(App and web page records)
-*-
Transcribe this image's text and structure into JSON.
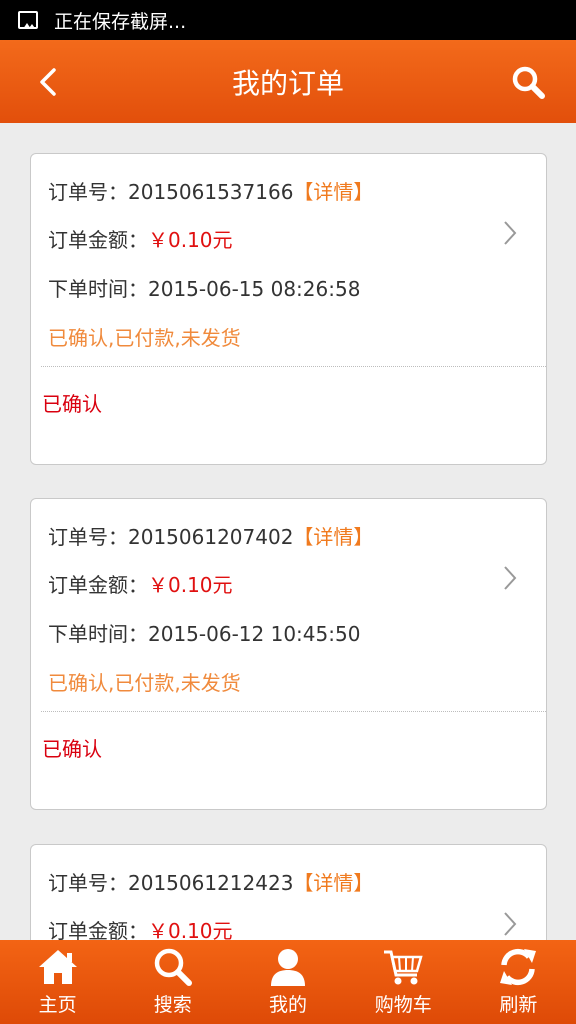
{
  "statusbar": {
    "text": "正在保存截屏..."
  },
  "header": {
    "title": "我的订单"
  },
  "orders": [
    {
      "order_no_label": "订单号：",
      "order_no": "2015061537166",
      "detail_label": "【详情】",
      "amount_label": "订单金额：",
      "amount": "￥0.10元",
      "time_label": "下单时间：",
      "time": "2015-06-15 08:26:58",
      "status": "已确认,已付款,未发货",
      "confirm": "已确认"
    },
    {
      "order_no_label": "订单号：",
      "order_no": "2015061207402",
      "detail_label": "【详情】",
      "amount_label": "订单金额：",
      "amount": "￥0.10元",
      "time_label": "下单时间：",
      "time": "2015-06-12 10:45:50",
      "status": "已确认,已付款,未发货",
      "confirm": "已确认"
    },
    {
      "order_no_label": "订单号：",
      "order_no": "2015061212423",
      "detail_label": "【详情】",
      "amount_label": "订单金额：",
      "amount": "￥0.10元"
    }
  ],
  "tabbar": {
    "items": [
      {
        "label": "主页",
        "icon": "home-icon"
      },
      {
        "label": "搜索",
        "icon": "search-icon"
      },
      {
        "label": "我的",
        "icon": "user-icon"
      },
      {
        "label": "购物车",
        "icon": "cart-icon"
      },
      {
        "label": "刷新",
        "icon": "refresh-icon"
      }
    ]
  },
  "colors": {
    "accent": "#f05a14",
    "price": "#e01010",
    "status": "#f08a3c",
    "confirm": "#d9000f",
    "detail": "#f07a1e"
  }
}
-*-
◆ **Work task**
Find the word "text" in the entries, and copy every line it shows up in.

◆ **Response**
Transcribe this image's text and structure into JSON.
    "text": "正在保存截屏..."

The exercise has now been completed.